Data about app and page elements
━━━

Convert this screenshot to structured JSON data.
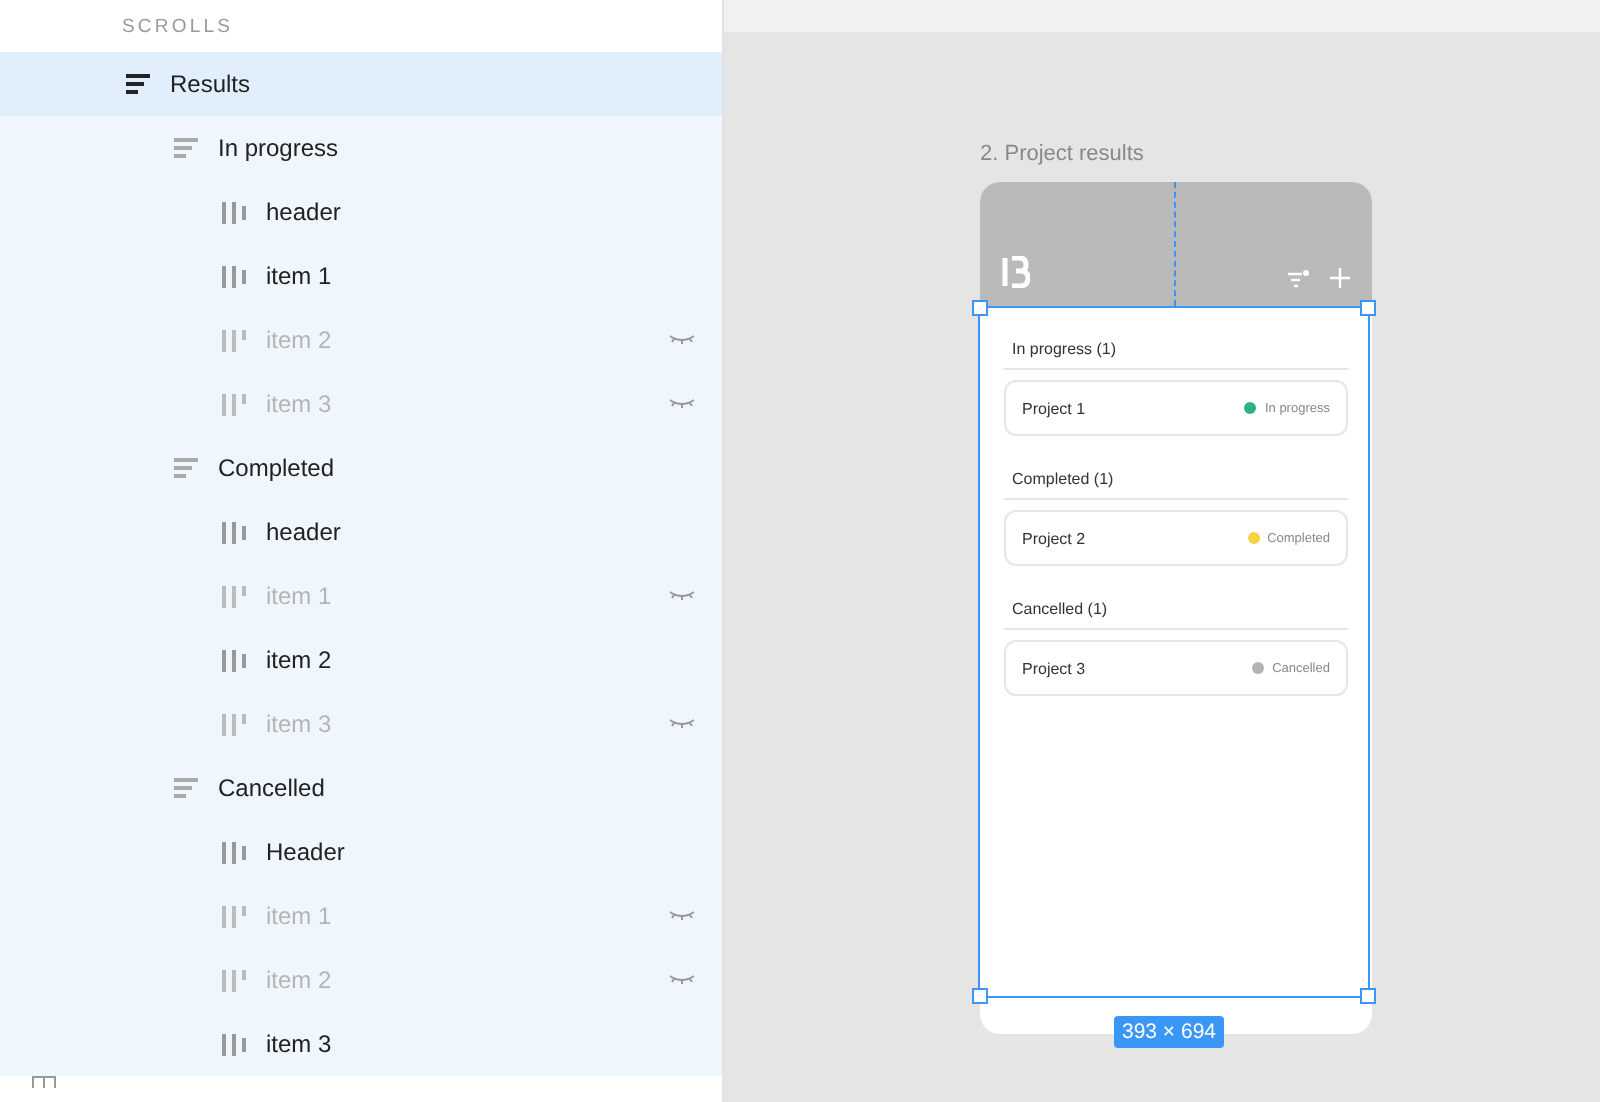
{
  "layers": {
    "section_title": "SCROLLS",
    "tree": [
      {
        "label": "Results",
        "kind": "group",
        "selected": true,
        "hidden": false,
        "children": [
          {
            "label": "In progress",
            "kind": "group",
            "selected": false,
            "hidden": false,
            "children": [
              {
                "label": "header",
                "kind": "item",
                "selected": false,
                "hidden": false
              },
              {
                "label": "item 1",
                "kind": "item",
                "selected": false,
                "hidden": false
              },
              {
                "label": "item 2",
                "kind": "item",
                "selected": false,
                "hidden": true
              },
              {
                "label": "item 3",
                "kind": "item",
                "selected": false,
                "hidden": true
              }
            ]
          },
          {
            "label": "Completed",
            "kind": "group",
            "selected": false,
            "hidden": false,
            "children": [
              {
                "label": "header",
                "kind": "item",
                "selected": false,
                "hidden": false
              },
              {
                "label": "item 1",
                "kind": "item",
                "selected": false,
                "hidden": true
              },
              {
                "label": "item 2",
                "kind": "item",
                "selected": false,
                "hidden": false
              },
              {
                "label": "item 3",
                "kind": "item",
                "selected": false,
                "hidden": true
              }
            ]
          },
          {
            "label": "Cancelled",
            "kind": "group",
            "selected": false,
            "hidden": false,
            "children": [
              {
                "label": "Header",
                "kind": "item",
                "selected": false,
                "hidden": false
              },
              {
                "label": "item 1",
                "kind": "item",
                "selected": false,
                "hidden": true
              },
              {
                "label": "item 2",
                "kind": "item",
                "selected": false,
                "hidden": true
              },
              {
                "label": "item 3",
                "kind": "item",
                "selected": false,
                "hidden": false
              }
            ]
          }
        ]
      }
    ]
  },
  "canvas": {
    "frame_title": "2. Project results",
    "size_badge": "393 × 694",
    "sections": [
      {
        "title": "In progress (1)",
        "project": "Project 1",
        "status": "In progress",
        "color": "#2fb27f"
      },
      {
        "title": "Completed (1)",
        "project": "Project 2",
        "status": "Completed",
        "color": "#f5d547"
      },
      {
        "title": "Cancelled (1)",
        "project": "Project 3",
        "status": "Cancelled",
        "color": "#b3b3b3"
      }
    ]
  }
}
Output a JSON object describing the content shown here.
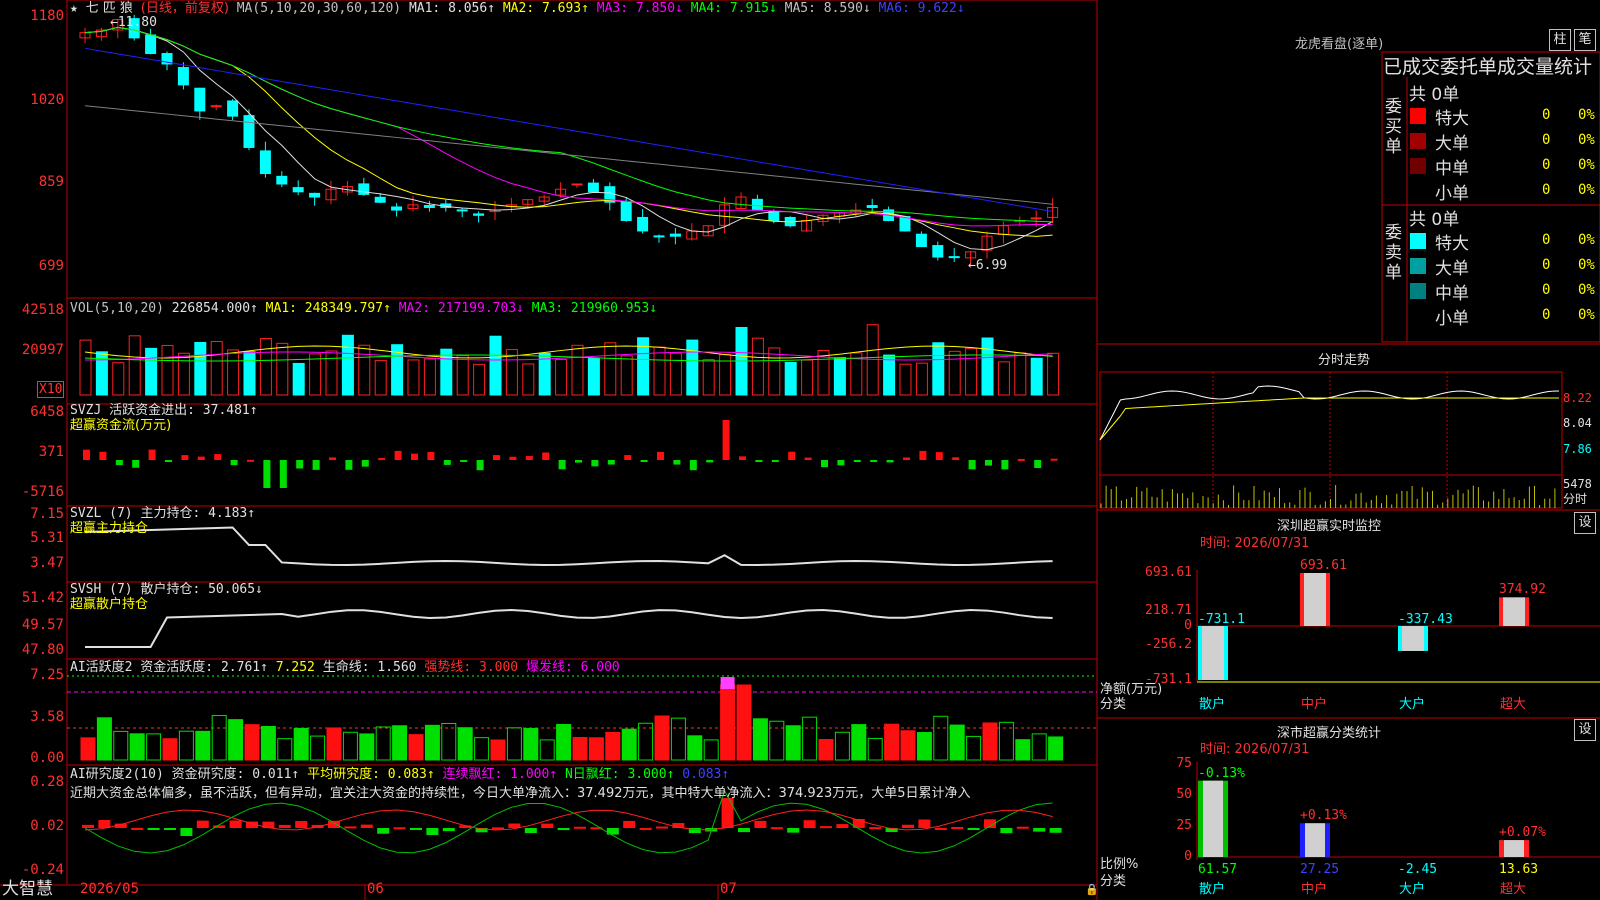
{
  "stock": {
    "name": "七 匹 狼",
    "mode": "(日线，前复权)",
    "star": "★",
    "arrow": "↑"
  },
  "main_chart": {
    "ma_label": "MA(5,10,20,30,60,120)",
    "ma1": "MA1: 8.056↑",
    "ma2": "MA2: 7.693↑",
    "ma3": "MA3: 7.850↓",
    "ma4": "MA4: 7.915↓",
    "ma5": "MA5: 8.590↓",
    "ma6": "MA6: 9.622↓",
    "high_mark": "←11.80",
    "low_mark": "←6.99",
    "y_ticks": [
      "1180",
      "1020",
      "859",
      "699"
    ]
  },
  "vol": {
    "label": "VOL(5,10,20)",
    "value": "226854.000↑",
    "ma1": "MA1: 248349.797↑",
    "ma2": "MA2: 217199.703↓",
    "ma3": "MA3: 219960.953↓",
    "y_ticks": [
      "42518",
      "20997"
    ],
    "unit": "X10"
  },
  "svzj": {
    "label": "SVZJ  活跃资金进出: 37.481↑",
    "sub": "超赢资金流(万元)",
    "y_ticks": [
      "6458",
      "371",
      "-5716"
    ]
  },
  "svzl": {
    "label": "SVZL (7) 主力持仓: 4.183↑",
    "sub": "超赢主力持仓",
    "y_ticks": [
      "7.15",
      "5.31",
      "3.47"
    ]
  },
  "svsh": {
    "label": "SVSH (7) 散户持仓: 50.065↓",
    "sub": "超赢散户持仓",
    "y_ticks": [
      "51.42",
      "49.57",
      "47.80"
    ]
  },
  "ai1": {
    "label": "AI活跃度2 资金活跃度: 2.761↑",
    "v2": "7.252",
    "v3": "生命线: 1.560",
    "v4": "强势线: 3.000",
    "v5": "爆发线: 6.000",
    "y_ticks": [
      "7.25",
      "3.58",
      "0.00"
    ]
  },
  "ai2": {
    "label": "AI研究度2(10) 资金研究度: 0.011↑",
    "avg": "平均研究度: 0.083↑",
    "red": "连续飘红: 1.000↑",
    "nred": "N日飘红: 3.000↑",
    "last": "0.083↑",
    "comment": "近期大资金总体偏多，虽不活跃，但有异动，宜关注大资金的持续性，今日大单净流入：37.492万元，其中特大单净流入：374.923万元，大单5日累计净入",
    "y_ticks": [
      "0.28",
      "0.02",
      "-0.24"
    ]
  },
  "footer": {
    "brand": "大智慧",
    "dates": [
      "2026/05",
      "06",
      "07"
    ]
  },
  "right": {
    "dragon_title": "龙虎看盘(逐单)",
    "btn_zhu": "柱",
    "btn_bi": "笔",
    "stats_title": "已成交委托单成交量统计",
    "buy": {
      "side": "委买单",
      "total": "共 0单",
      "rows": [
        {
          "name": "特大",
          "val": "0",
          "pct": "0%",
          "color": "#ff0000"
        },
        {
          "name": "大单",
          "val": "0",
          "pct": "0%",
          "color": "#a00000"
        },
        {
          "name": "中单",
          "val": "0",
          "pct": "0%",
          "color": "#700000"
        },
        {
          "name": "小单",
          "val": "0",
          "pct": "0%",
          "color": ""
        }
      ]
    },
    "sell": {
      "side": "委卖单",
      "total": "共 0单",
      "rows": [
        {
          "name": "特大",
          "val": "0",
          "pct": "0%",
          "color": "#00ffff"
        },
        {
          "name": "大单",
          "val": "0",
          "pct": "0%",
          "color": "#00a0a0"
        },
        {
          "name": "中单",
          "val": "0",
          "pct": "0%",
          "color": "#008080"
        },
        {
          "name": "小单",
          "val": "0",
          "pct": "0%",
          "color": ""
        }
      ]
    },
    "intraday": {
      "title": "分时走势",
      "prices": [
        "8.22",
        "8.04",
        "7.86"
      ],
      "vol": "5478",
      "vol_label": "分时"
    },
    "monitor": {
      "title": "深圳超赢实时监控",
      "btn": "设",
      "time": "时间: 2026/07/31",
      "ylabel": "净额(万元)",
      "xlabel": "分类",
      "y_ticks": [
        "693.61",
        "218.71",
        "0",
        "-256.2",
        "-731.1"
      ],
      "categories": [
        "散户",
        "中户",
        "大户",
        "超大"
      ],
      "values": [
        -731.1,
        693.61,
        -337.43,
        374.92
      ],
      "labels": [
        "-731.1",
        "693.61",
        "-337.43",
        "374.92"
      ]
    },
    "classify": {
      "title": "深市超赢分类统计",
      "btn": "设",
      "time": "时间: 2026/07/31",
      "ylabel": "比例%",
      "xlabel": "分类",
      "y_ticks": [
        "75",
        "50",
        "25",
        "0"
      ],
      "categories": [
        "散户",
        "中户",
        "大户",
        "超大"
      ],
      "top_labels": [
        "-0.13%",
        "+0.13%",
        "",
        "+0.07%"
      ],
      "values": [
        61.57,
        27.25,
        -2.45,
        13.63
      ],
      "labels": [
        "61.57",
        "27.25",
        "-2.45",
        "13.63"
      ]
    }
  },
  "colors": {
    "up": "#ff2020",
    "down": "#00ffff",
    "ma1": "#e0e0e0",
    "ma2": "#ffff00",
    "ma3": "#ff00ff",
    "ma4": "#00ff00",
    "ma5": "#808080",
    "ma6": "#2020ff",
    "frame": "#c00000"
  }
}
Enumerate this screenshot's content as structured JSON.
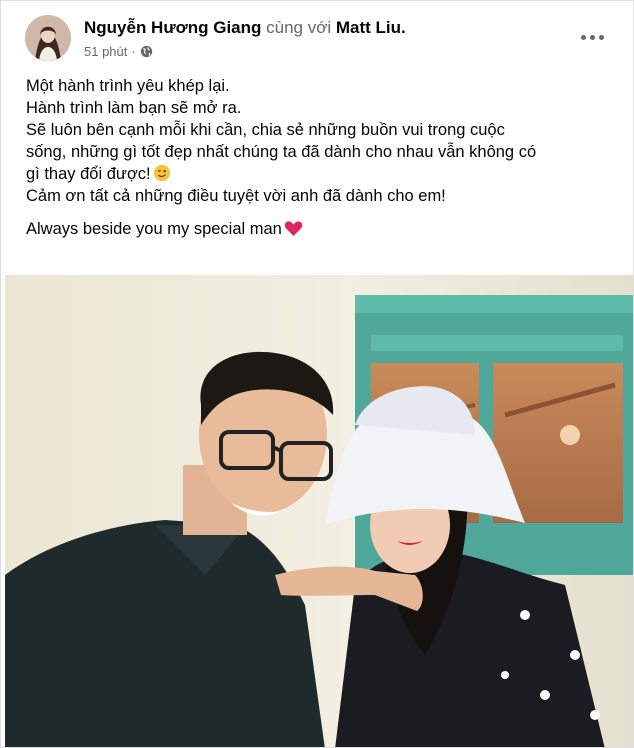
{
  "post": {
    "author": "Nguyễn Hương Giang",
    "with_text": "cùng với",
    "tagged": "Matt Liu.",
    "time": "51 phút",
    "separator": "·",
    "privacy_icon": "globe-icon",
    "more_icon": "more-horizontal-icon",
    "lines": [
      "Một hành trình yêu khép lại.",
      "Hành trình làm bạn sẽ mở ra.",
      "Sẽ luôn bên cạnh mỗi khi cần, chia sẻ những buồn vui trong cuộc",
      "sống, những gì tốt đẹp nhất chúng ta đã dành cho nhau vẫn không có",
      "gì thay đổi được!",
      "Cảm ơn tất cả những điều tuyệt vời anh đã dành cho em!",
      "Always beside you my special man"
    ],
    "emoji": {
      "wink": "winking-face-icon",
      "heart": "red-heart-icon"
    }
  },
  "colors": {
    "text_primary": "#050505",
    "text_secondary": "#65676b",
    "window_frame": "#4fa89a",
    "heart": "#e0245e",
    "emoji_yellow": "#f7c23b"
  }
}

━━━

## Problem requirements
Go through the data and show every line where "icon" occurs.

## Worked solution
    "privacy_icon": "globe-icon",
    "more_icon": "more-horizontal-icon",
      "wink": "winking-face-icon",
      "heart": "red-heart-icon"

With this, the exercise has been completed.